Actually the Obama administration has a history of referring to France as the oldest ally of the US – they didn’t invent the distinction in a fevered overnight brainstorm of ways to slam Ed Miliband.

So that’s that. 

Advantage: No one. 

(Photograph: Shawn Thew/EPA) 


- Katie Rogers 

America’s two days out from Thanksgiving, which means Americans everywhere are a) mentally checking out from work, b) preparing their Thanksgiving recipe rundown and c) getting ready to observe the spectacle that is the Macy’s Thanksgiving Day Parade.

I know that the British think Thanksgiving is “another silly holiday they don’t understand,” to quote Emma Keller, but I had to ask: are parades themselves a big deal in the UK? 

Short answer: sort of. Long answer: in the video above. 

Advantage: US, because our parades come with a hefty helping of non-royal pop culture 

winterwrensandmms asked:

I heard that a billion in the UK is different than a billion in the U.S. Is this true?

Dear winterwrensandmms,

Thanks for asking. I did some research into the topic for you and, as luck would have it, some interested Guardian readers have already discussed the topic. Indeed, the UK billion measurement used to be different — the UK 1B would look like 1T by American standards. But the UK number has long been standardized to a global measurement along with the US.

For more detail, here’s Peter Thomas from Haverfordwest, Pembrokeshire, UK with a decent explanation — and, of course, the requisite swipe at Americans: 

The British Billion was 1,000,000,000,000 until circa 1974 when American astronomers decided to de-value it to 100,000,000,000 as they said it was easier to calculate light years. Then someone adopted 1,000,000,000 as the new billion. This is all nonsense, what about all the books that have been written using the original British billion? Who is going to understand them?

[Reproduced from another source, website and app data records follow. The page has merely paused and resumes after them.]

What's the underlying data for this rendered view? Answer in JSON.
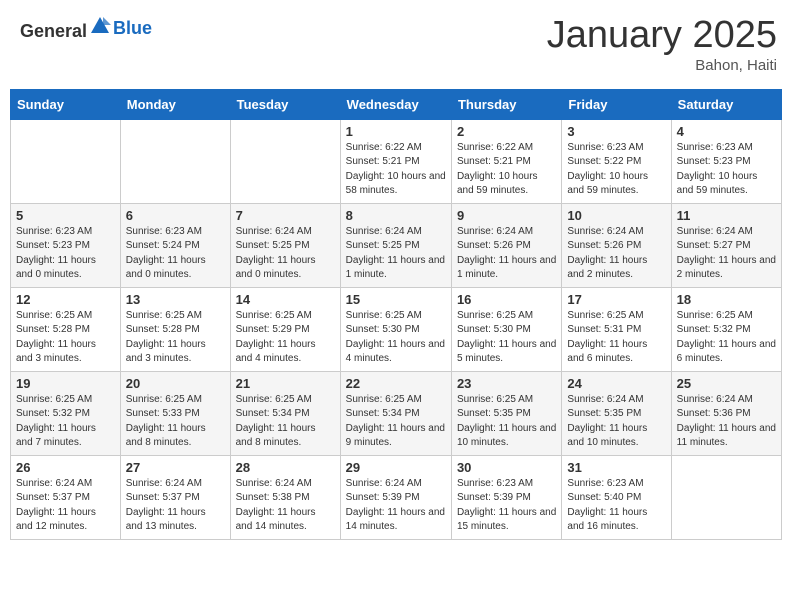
{
  "header": {
    "logo_general": "General",
    "logo_blue": "Blue",
    "month_title": "January 2025",
    "location": "Bahon, Haiti"
  },
  "weekdays": [
    "Sunday",
    "Monday",
    "Tuesday",
    "Wednesday",
    "Thursday",
    "Friday",
    "Saturday"
  ],
  "weeks": [
    [
      {
        "day": "",
        "info": ""
      },
      {
        "day": "",
        "info": ""
      },
      {
        "day": "",
        "info": ""
      },
      {
        "day": "1",
        "info": "Sunrise: 6:22 AM\nSunset: 5:21 PM\nDaylight: 10 hours and 58 minutes."
      },
      {
        "day": "2",
        "info": "Sunrise: 6:22 AM\nSunset: 5:21 PM\nDaylight: 10 hours and 59 minutes."
      },
      {
        "day": "3",
        "info": "Sunrise: 6:23 AM\nSunset: 5:22 PM\nDaylight: 10 hours and 59 minutes."
      },
      {
        "day": "4",
        "info": "Sunrise: 6:23 AM\nSunset: 5:23 PM\nDaylight: 10 hours and 59 minutes."
      }
    ],
    [
      {
        "day": "5",
        "info": "Sunrise: 6:23 AM\nSunset: 5:23 PM\nDaylight: 11 hours and 0 minutes."
      },
      {
        "day": "6",
        "info": "Sunrise: 6:23 AM\nSunset: 5:24 PM\nDaylight: 11 hours and 0 minutes."
      },
      {
        "day": "7",
        "info": "Sunrise: 6:24 AM\nSunset: 5:25 PM\nDaylight: 11 hours and 0 minutes."
      },
      {
        "day": "8",
        "info": "Sunrise: 6:24 AM\nSunset: 5:25 PM\nDaylight: 11 hours and 1 minute."
      },
      {
        "day": "9",
        "info": "Sunrise: 6:24 AM\nSunset: 5:26 PM\nDaylight: 11 hours and 1 minute."
      },
      {
        "day": "10",
        "info": "Sunrise: 6:24 AM\nSunset: 5:26 PM\nDaylight: 11 hours and 2 minutes."
      },
      {
        "day": "11",
        "info": "Sunrise: 6:24 AM\nSunset: 5:27 PM\nDaylight: 11 hours and 2 minutes."
      }
    ],
    [
      {
        "day": "12",
        "info": "Sunrise: 6:25 AM\nSunset: 5:28 PM\nDaylight: 11 hours and 3 minutes."
      },
      {
        "day": "13",
        "info": "Sunrise: 6:25 AM\nSunset: 5:28 PM\nDaylight: 11 hours and 3 minutes."
      },
      {
        "day": "14",
        "info": "Sunrise: 6:25 AM\nSunset: 5:29 PM\nDaylight: 11 hours and 4 minutes."
      },
      {
        "day": "15",
        "info": "Sunrise: 6:25 AM\nSunset: 5:30 PM\nDaylight: 11 hours and 4 minutes."
      },
      {
        "day": "16",
        "info": "Sunrise: 6:25 AM\nSunset: 5:30 PM\nDaylight: 11 hours and 5 minutes."
      },
      {
        "day": "17",
        "info": "Sunrise: 6:25 AM\nSunset: 5:31 PM\nDaylight: 11 hours and 6 minutes."
      },
      {
        "day": "18",
        "info": "Sunrise: 6:25 AM\nSunset: 5:32 PM\nDaylight: 11 hours and 6 minutes."
      }
    ],
    [
      {
        "day": "19",
        "info": "Sunrise: 6:25 AM\nSunset: 5:32 PM\nDaylight: 11 hours and 7 minutes."
      },
      {
        "day": "20",
        "info": "Sunrise: 6:25 AM\nSunset: 5:33 PM\nDaylight: 11 hours and 8 minutes."
      },
      {
        "day": "21",
        "info": "Sunrise: 6:25 AM\nSunset: 5:34 PM\nDaylight: 11 hours and 8 minutes."
      },
      {
        "day": "22",
        "info": "Sunrise: 6:25 AM\nSunset: 5:34 PM\nDaylight: 11 hours and 9 minutes."
      },
      {
        "day": "23",
        "info": "Sunrise: 6:25 AM\nSunset: 5:35 PM\nDaylight: 11 hours and 10 minutes."
      },
      {
        "day": "24",
        "info": "Sunrise: 6:24 AM\nSunset: 5:35 PM\nDaylight: 11 hours and 10 minutes."
      },
      {
        "day": "25",
        "info": "Sunrise: 6:24 AM\nSunset: 5:36 PM\nDaylight: 11 hours and 11 minutes."
      }
    ],
    [
      {
        "day": "26",
        "info": "Sunrise: 6:24 AM\nSunset: 5:37 PM\nDaylight: 11 hours and 12 minutes."
      },
      {
        "day": "27",
        "info": "Sunrise: 6:24 AM\nSunset: 5:37 PM\nDaylight: 11 hours and 13 minutes."
      },
      {
        "day": "28",
        "info": "Sunrise: 6:24 AM\nSunset: 5:38 PM\nDaylight: 11 hours and 14 minutes."
      },
      {
        "day": "29",
        "info": "Sunrise: 6:24 AM\nSunset: 5:39 PM\nDaylight: 11 hours and 14 minutes."
      },
      {
        "day": "30",
        "info": "Sunrise: 6:23 AM\nSunset: 5:39 PM\nDaylight: 11 hours and 15 minutes."
      },
      {
        "day": "31",
        "info": "Sunrise: 6:23 AM\nSunset: 5:40 PM\nDaylight: 11 hours and 16 minutes."
      },
      {
        "day": "",
        "info": ""
      }
    ]
  ]
}
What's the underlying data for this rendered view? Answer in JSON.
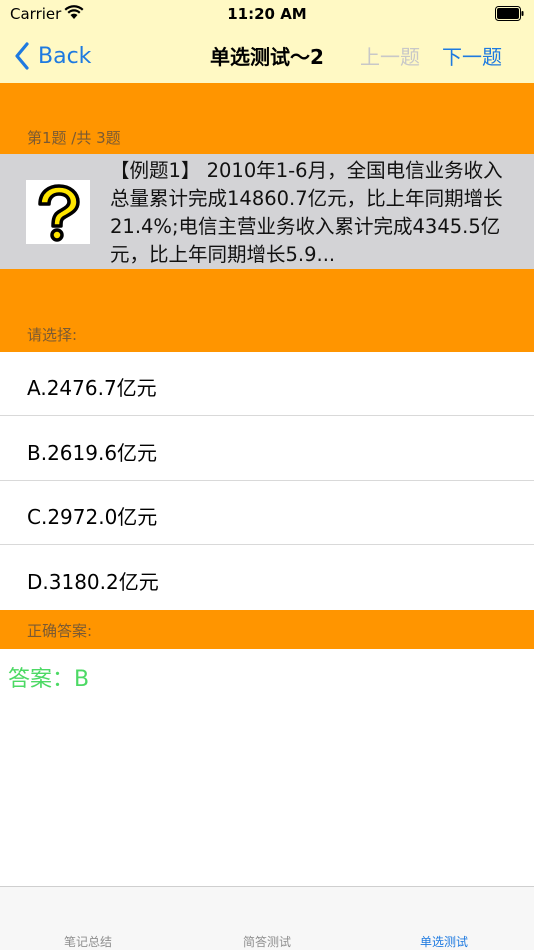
{
  "status": {
    "carrier": "Carrier",
    "time": "11:20 AM"
  },
  "nav": {
    "back_label": "Back",
    "title": "单选测试～2",
    "prev_label": "上一题",
    "next_label": "下一题"
  },
  "question": {
    "counter": "第1题 /共 3题",
    "text": "【例题1】 2010年1-6月，全国电信业务收入总量累计完成14860.7亿元，比上年同期增长21.4%;电信主营业务收入累计完成4345.5亿元，比上年同期增长5.9..."
  },
  "choose_label": "请选择:",
  "options": [
    {
      "label": "A.2476.7亿元"
    },
    {
      "label": "B.2619.6亿元"
    },
    {
      "label": "C.2972.0亿元"
    },
    {
      "label": "D.3180.2亿元"
    }
  ],
  "answer": {
    "section_label": "正确答案:",
    "text": "答案：B"
  },
  "tabs": [
    {
      "label": "笔记总结",
      "active": false
    },
    {
      "label": "简答测试",
      "active": false
    },
    {
      "label": "单选测试",
      "active": true
    }
  ],
  "colors": {
    "accent": "#1e7ae0",
    "orange": "#ff9500",
    "answer_green": "#4cd964",
    "bar_yellow": "#fff9c4"
  }
}
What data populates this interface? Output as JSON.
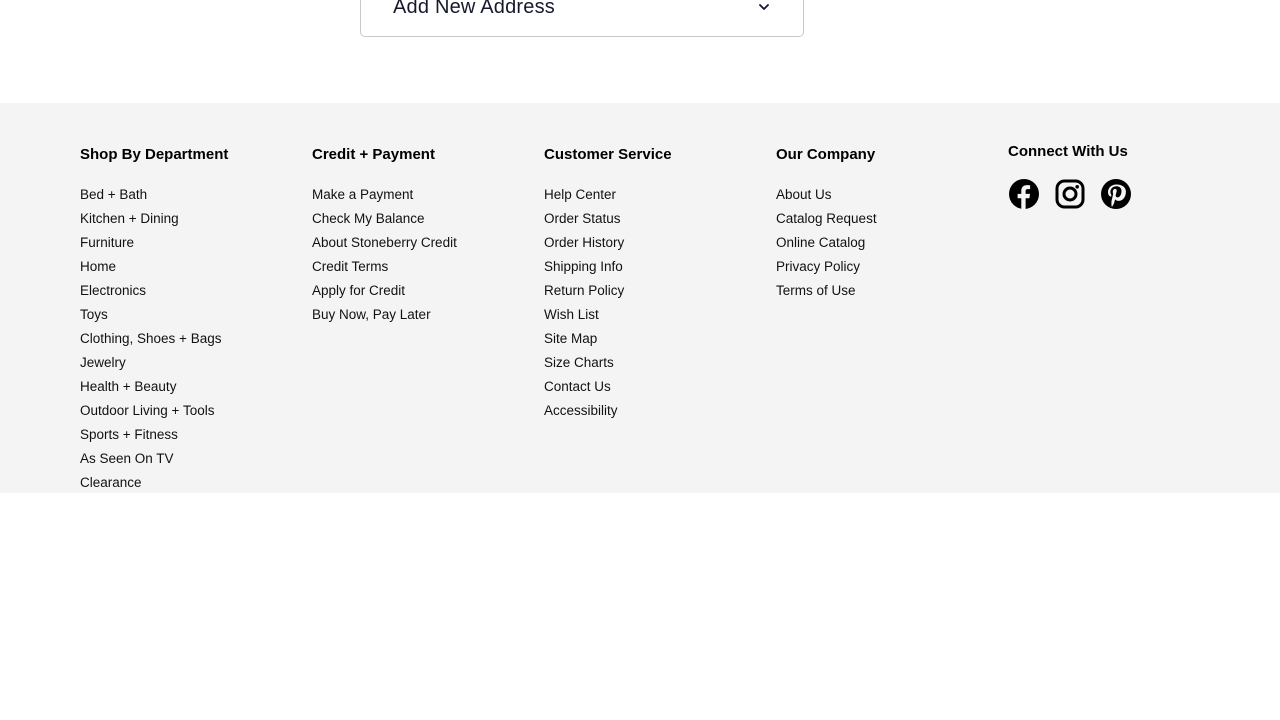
{
  "address": {
    "title": "Add New Address",
    "icon": "chevron-down-icon"
  },
  "footer": {
    "columns": [
      {
        "title": "Shop By Department",
        "links": [
          "Bed + Bath",
          "Kitchen + Dining",
          "Furniture",
          "Home",
          "Electronics",
          "Toys",
          "Clothing, Shoes + Bags",
          "Jewelry",
          "Health + Beauty",
          "Outdoor Living + Tools",
          "Sports + Fitness",
          "As Seen On TV",
          "Clearance"
        ]
      },
      {
        "title": "Credit + Payment",
        "links": [
          "Make a Payment",
          "Check My Balance",
          "About Stoneberry Credit",
          "Credit Terms",
          "Apply for Credit",
          "Buy Now, Pay Later"
        ]
      },
      {
        "title": "Customer Service",
        "links": [
          "Help Center",
          "Order Status",
          "Order History",
          "Shipping Info",
          "Return Policy",
          "Wish List",
          "Site Map",
          "Size Charts",
          "Contact Us",
          "Accessibility"
        ]
      },
      {
        "title": "Our Company",
        "links": [
          "About Us",
          "Catalog Request",
          "Online Catalog",
          "Privacy Policy",
          "Terms of Use"
        ]
      }
    ],
    "connect": {
      "title": "Connect With Us",
      "icons": [
        "facebook-icon",
        "instagram-icon",
        "pinterest-icon"
      ]
    }
  }
}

It seems to me that if a name has been allotted to a collection of numbers, then that is how it should stand. Why should we follow the Americans: They don’t speak English anyway, or do the same Maths!

- Katie